Louisville, Ky. • For the BYU Cougars in their NCAA Tournament game against beastly Marquette of the Big East Conference on Thursday, the effort was there, and so was the dogged determination that made this season a successful one despite the loss of the great Jimmer Fredette.
But so was the penchant for poor starts, the inability to defend well on the perimeter, and the nagging ankle injury that has limited leading scorer Noah Hartsock for almost a month.
Add it all up, and the West Region’s third-seeded Golden Eagles cruised to an 88-68 win over the overmatched, 14th-seeded Cougars at KFC Yum! Center in front of 16,069 semi-interested fans and a national television audience.
“Marquette was just too good today,” said BYU coach Dave Rose.
And the Cougars were far from perfect, something they probably needed to be to knock off a team that has resided in college basketball’s top-10 rankings for much of the season.
Marquette scored the game’s final 10 points to make it appear more lopsided than it actually was, but make no mistake: The Big East runner-up controlled the contest from the onset, never trailed, and was never really in danger of being the victim of an early-round upset.
The Cougars, who finished the season 26-9 but lost three of their final six games — after Hartsock suffered the left leg injury against Santa Clara — trimmed a 19-point deficit to six just five minutes into the second half. BYU trailed by 10 with three minutes left, but could never get that one big play to rattle the Golden Eagles.
“When we made a run at them, they always seemed to come back with a big shot, a big basket, somewhere,” Rose said. “ … We had a lot of opportunities that we could have converted, here or there, where we could have got over the hump and maybe challenged them there at the end.”
True enough, but this game was really lost in the first five minutes — just as the WCC semifinal against Gonzaga was and Tuesday’s win over Iona almost was.
Marquette took an 18-5 lead on a dunk by future pro Jae Crowder (25 points, 16 rebounds, thousands of new admirers), and the Cougars were cooked.
Hartsock, who scored 13 of his 15 points in the second half after sitting on the bench with three fouls for most of the first half, took a stab at why the Cougars got off to another bad start, saying, “It just happens. … sometimes it is just how the game flows,” while Rose sort of sidestepped the question.

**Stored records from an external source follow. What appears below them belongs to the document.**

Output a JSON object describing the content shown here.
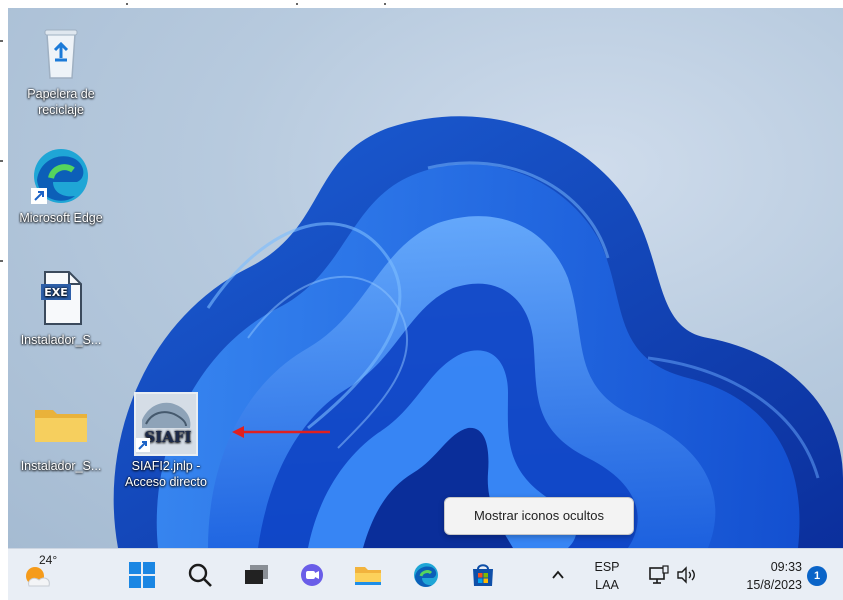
{
  "desktop_icons": [
    {
      "name": "recycle-bin",
      "label": "Papelera de reciclaje",
      "icon": "recycle-bin-icon"
    },
    {
      "name": "microsoft-edge",
      "label": "Microsoft Edge",
      "icon": "edge-icon"
    },
    {
      "name": "installer-exe",
      "label": "Instalador_S...",
      "icon": "exe-file-icon"
    },
    {
      "name": "installer-folder",
      "label": "Instalador_S...",
      "icon": "folder-icon"
    },
    {
      "name": "siafi-shortcut",
      "label": "SIAFI2.jnlp - Acceso directo",
      "icon": "siafi-logo-icon",
      "logo_text": "SIAFI"
    }
  ],
  "tooltip": {
    "text": "Mostrar iconos ocultos"
  },
  "taskbar": {
    "weather_temp": "24°",
    "icons": [
      "windows-start-icon",
      "search-icon",
      "task-view-icon",
      "chat-icon",
      "file-explorer-icon",
      "edge-icon",
      "store-icon"
    ],
    "show_hidden_icon": "chevron-up-icon",
    "language_top": "ESP",
    "language_bottom": "LAA",
    "network_icon": "network-icon",
    "volume_icon": "speaker-icon",
    "time": "09:33",
    "date": "15/8/2023",
    "notifications": "1"
  },
  "colors": {
    "accent": "#0a64c8",
    "arrow": "#e02020",
    "bloom": "#1e6fe6"
  }
}
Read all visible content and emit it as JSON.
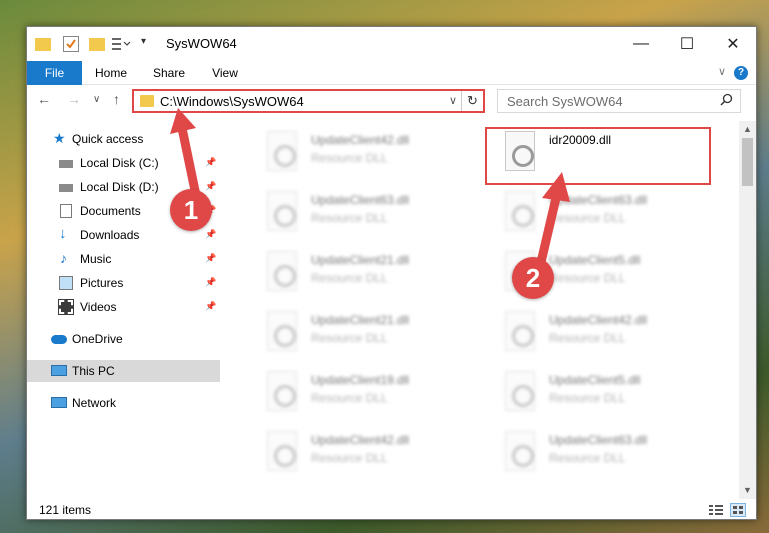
{
  "window": {
    "title": "SysWOW64"
  },
  "ribbon": {
    "tabs": [
      {
        "label": "File"
      },
      {
        "label": "Home"
      },
      {
        "label": "Share"
      },
      {
        "label": "View"
      }
    ],
    "help_label": "?"
  },
  "navigation": {
    "address_path": "C:\\Windows\\SysWOW64",
    "search_placeholder": "Search SysWOW64"
  },
  "sidebar": {
    "quick_access_label": "Quick access",
    "items": [
      {
        "label": "Local Disk (C:)",
        "icon": "drive-icon",
        "pinned": true
      },
      {
        "label": "Local Disk (D:)",
        "icon": "drive-icon",
        "pinned": true
      },
      {
        "label": "Documents",
        "icon": "documents-icon",
        "pinned": true
      },
      {
        "label": "Downloads",
        "icon": "downloads-icon",
        "pinned": true
      },
      {
        "label": "Music",
        "icon": "music-icon",
        "pinned": true
      },
      {
        "label": "Pictures",
        "icon": "pictures-icon",
        "pinned": true
      },
      {
        "label": "Videos",
        "icon": "videos-icon",
        "pinned": true
      }
    ],
    "onedrive_label": "OneDrive",
    "thispc_label": "This PC",
    "network_label": "Network"
  },
  "files": {
    "highlighted": {
      "name": "idr20009.dll",
      "type": ""
    },
    "left_column": [
      {
        "name": "UpdateClient42.dll",
        "type": "Resource DLL"
      },
      {
        "name": "UpdateClient63.dll",
        "type": "Resource DLL"
      },
      {
        "name": "UpdateClient21.dll",
        "type": "Resource DLL"
      },
      {
        "name": "UpdateClient21.dll",
        "type": "Resource DLL"
      },
      {
        "name": "UpdateClient19.dll",
        "type": "Resource DLL"
      },
      {
        "name": "UpdateClient42.dll",
        "type": "Resource DLL"
      }
    ],
    "right_column": [
      {
        "name": "UpdateClient63.dll",
        "type": "Resource DLL"
      },
      {
        "name": "UpdateClient63.dll",
        "type": "Resource DLL"
      },
      {
        "name": "UpdateClient5.dll",
        "type": "Resource DLL"
      },
      {
        "name": "UpdateClient42.dll",
        "type": "Resource DLL"
      },
      {
        "name": "UpdateClient5.dll",
        "type": "Resource DLL"
      },
      {
        "name": "UpdateClient63.dll",
        "type": "Resource DLL"
      }
    ]
  },
  "status": {
    "item_count": "121 items"
  },
  "callouts": {
    "one": "1",
    "two": "2"
  },
  "colors": {
    "accent": "#1979ca",
    "highlight": "#e04848",
    "folder": "#f2c94c"
  }
}
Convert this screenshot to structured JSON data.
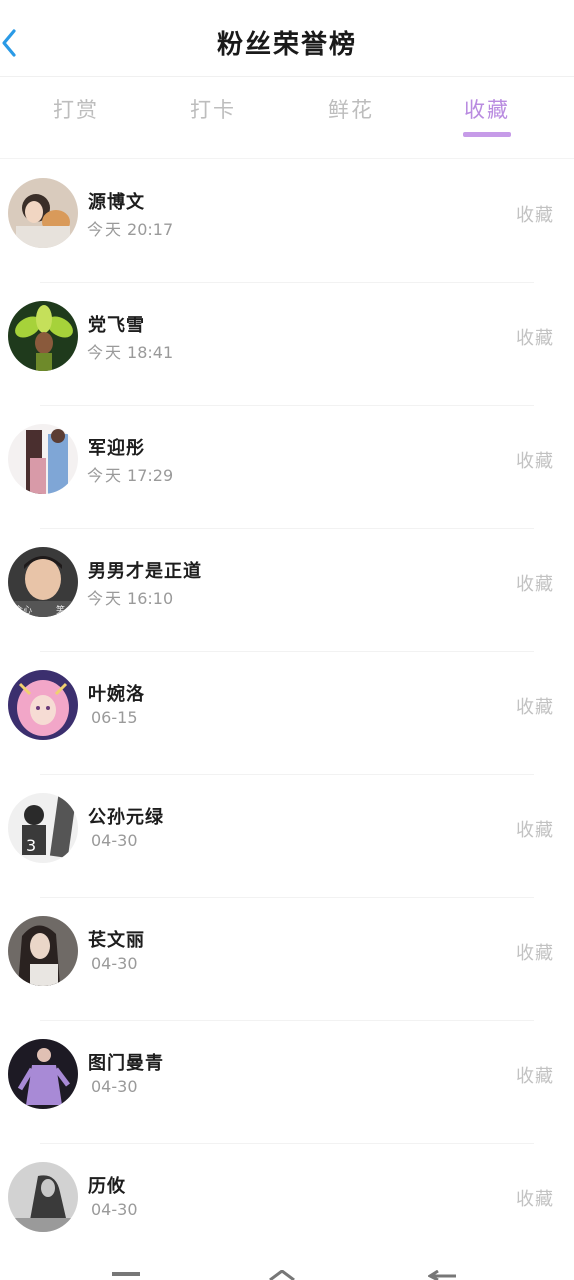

“I think we’ve played some pretty good teams,” he said, by far his shortest answer at the podium in the postgame news conference.
Hartsock had no rebounds, which Rose attributed to the bum ankle.
Trailing 49-34 at halftime, the Cougars’ best stretch came just after the break, when they held Marquette to a single point on eight possessions. Brandon Davies (19 points, 12 rebounds) did the heavy lifting, and when Charles Abouo hit a 3-pointer with 15:26 remaining, it was 52-46. Marquette answered by scoring on its next five possessions.
“We’re up 15 at half, made a really big play the last possession of the half, and I told our team, as soon as I walked in, ‘Guys, their coach was supposed to die of cancer. They’re not going to quit,’ ” said Marquette coach Buzz Williams.
Along with getting outscored 36-22 in the paint, getting outrebounded 48-34 and giving up 16 offensive rebounds that led to an 18-5 advantage in second-chance points for Marquette, the Cougars had 17 costly turnovers and watched guards Brock Zylstra and Matt Carlino combine to go 4 for 16 from the field with eight turnovers.
“We didn’t leave anything out there,” Zylstra said, “and I think that would be a worse feeling to have in knowing that you could have gave more. … They were just better today, but at least we didn’t have anything left in the tank to give.”
R In short • Marquette easily handles BYU in an NCAA Tournament game, plowing past the Cougars from start to finish in a 20-point win.
Key moment • For the third straight game, BYU falls behind early, trailing Marquette 18-5 just five minutes into the game.
Key stat • The Golden Eaglesoutscore BYU 36-22 in the paint and 18-5 on second-chance points.